Friday, April 16, 2010

The Buddha

Did any of you watch filmmaker David Grubin's PBS documentary about the life and practice of The Buddha? It was a terrific film, with brilliant animation and artistry.

I've heard the Buddha's story a zillion times, but this time I was struck by how ordinary he was. Yes, he was a prince, and went on to become a spiritual leader for millions -- but he was also essentially a man who had a mid-life crisis, who left his wife and newborn son (whom he named "fetter") to go on a personal quest. Of course his personal quest wasn't to own a red sportscar or find a new trophy wife, which is what distinguishes him. He wanted to know why everyone suffers, why life is so painful, and what to do about it.

Buddha's teachings, despite their apparent simplicity, are easy to misconstrue and misunderstand. (I do it all the time!) Another aspect of this film that I enjoyed was its continual message that Buddha didn't expect us to eliminate all desires -- after all, some desires, like the desire to practice, are essential. Rather, it was thoughtless, mindless craving that Buddha sought to calm.

The movie included interviews with many prominent Buddhists including the Dalai Lama and poet W.S. Merwin. I particularly enjoyed a reminder from poet Jane Hirshfield, a Zen Buddhist, that Buddhist practice is not supposed to make us into perfect still-minded entities:

"It's alright to feel what human beings feel, and we are not supposed to turn into rocks or trees when we practice Buddhism. Buddhas laugh, cry, dance, feel ecstasy, probably even feel despair. It is how we know the world, it is how we live inside of our hearts, and not disassociate it from them."

Speaking of which, I sat this morning for the first time in several months. Now that I have my meditation cushions, I put them to use -- and I feel better and more connected already.

(Photo: A Buddha on Commercial Street, Provincetown.)


  1. Steve, I think those are noble goals whether or not we think of ourselves as Buddhist practitioners.

  2. I'm going to have to catch the film next time it comes around on PBS. Everyone has been raving about it.

    The ordinariness of the Buddha sets the tone for the whole tradition. Buddhist theology is not based on power or being "right" or all the other crap many religions get caught in.

    So glad to hear that you had a sit! Bravo.

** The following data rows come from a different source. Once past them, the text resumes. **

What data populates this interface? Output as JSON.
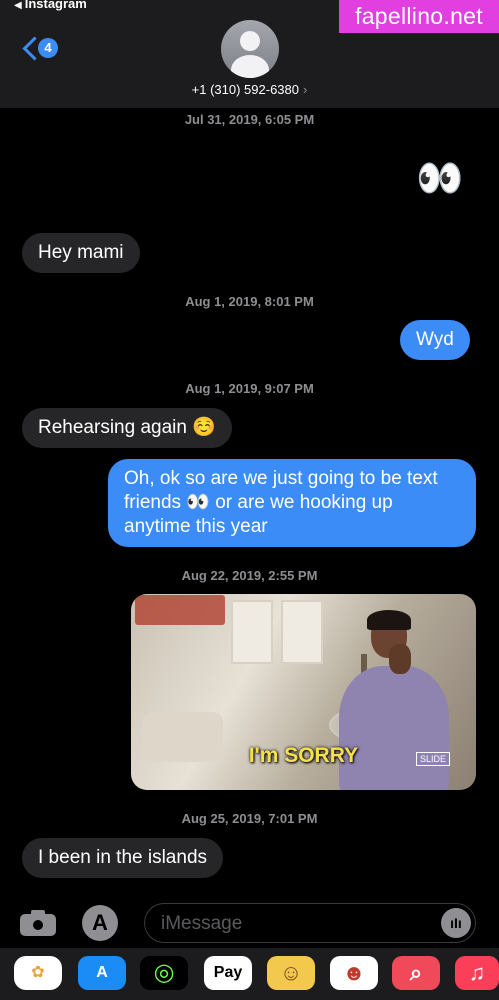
{
  "header": {
    "back_app": "Instagram",
    "back_badge": "4",
    "contact_number": "+1 (310) 592-6380",
    "contact_chevron": "›"
  },
  "watermark": "fapellino.net",
  "messages": {
    "ts1": "Jul 31, 2019, 6:05 PM",
    "eyes1": "👀",
    "m1": "Hey mami",
    "ts2": "Aug 1, 2019, 8:01 PM",
    "m2": "Wyd",
    "ts3": "Aug 1, 2019, 9:07 PM",
    "m3": "Rehearsing again ☺️",
    "m4": "Oh, ok so are we just going to be text friends 👀 or are we hooking up anytime this year",
    "ts4": "Aug 22, 2019, 2:55 PM",
    "gif_caption": "I'm SORRY",
    "gif_logo": "SLIDE",
    "ts5": "Aug 25, 2019, 7:01 PM",
    "m5": "I been in the islands"
  },
  "input": {
    "placeholder": "iMessage",
    "appstore_glyph": "A",
    "audio_glyph": "ıIı"
  },
  "drawer": {
    "applepay_label": "Pay",
    "photos_glyph": "✿",
    "appstore_glyph": "A",
    "activity_glyph": "◎",
    "search_glyph": "⌕",
    "music_glyph": "♫",
    "memoji1_glyph": "☺",
    "memoji2_glyph": "☻",
    "colors": {
      "photos": "#ffffff",
      "appstore": "#1b8cf5",
      "activity": "#000000",
      "applepay": "#ffffff",
      "memoji1": "#f2c94c",
      "memoji2": "#ffffff",
      "search": "#f04a5a",
      "music": "#fb3f58"
    }
  }
}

  3. Isn't it interesting how different religious traditions treat an ordinary man -- in one case turning him into a God-equivalent and in the other recognizing him as just an ordinary man with some good advice?

    Did the dogs sit with you? Dogs have the capacity to be still for a long time.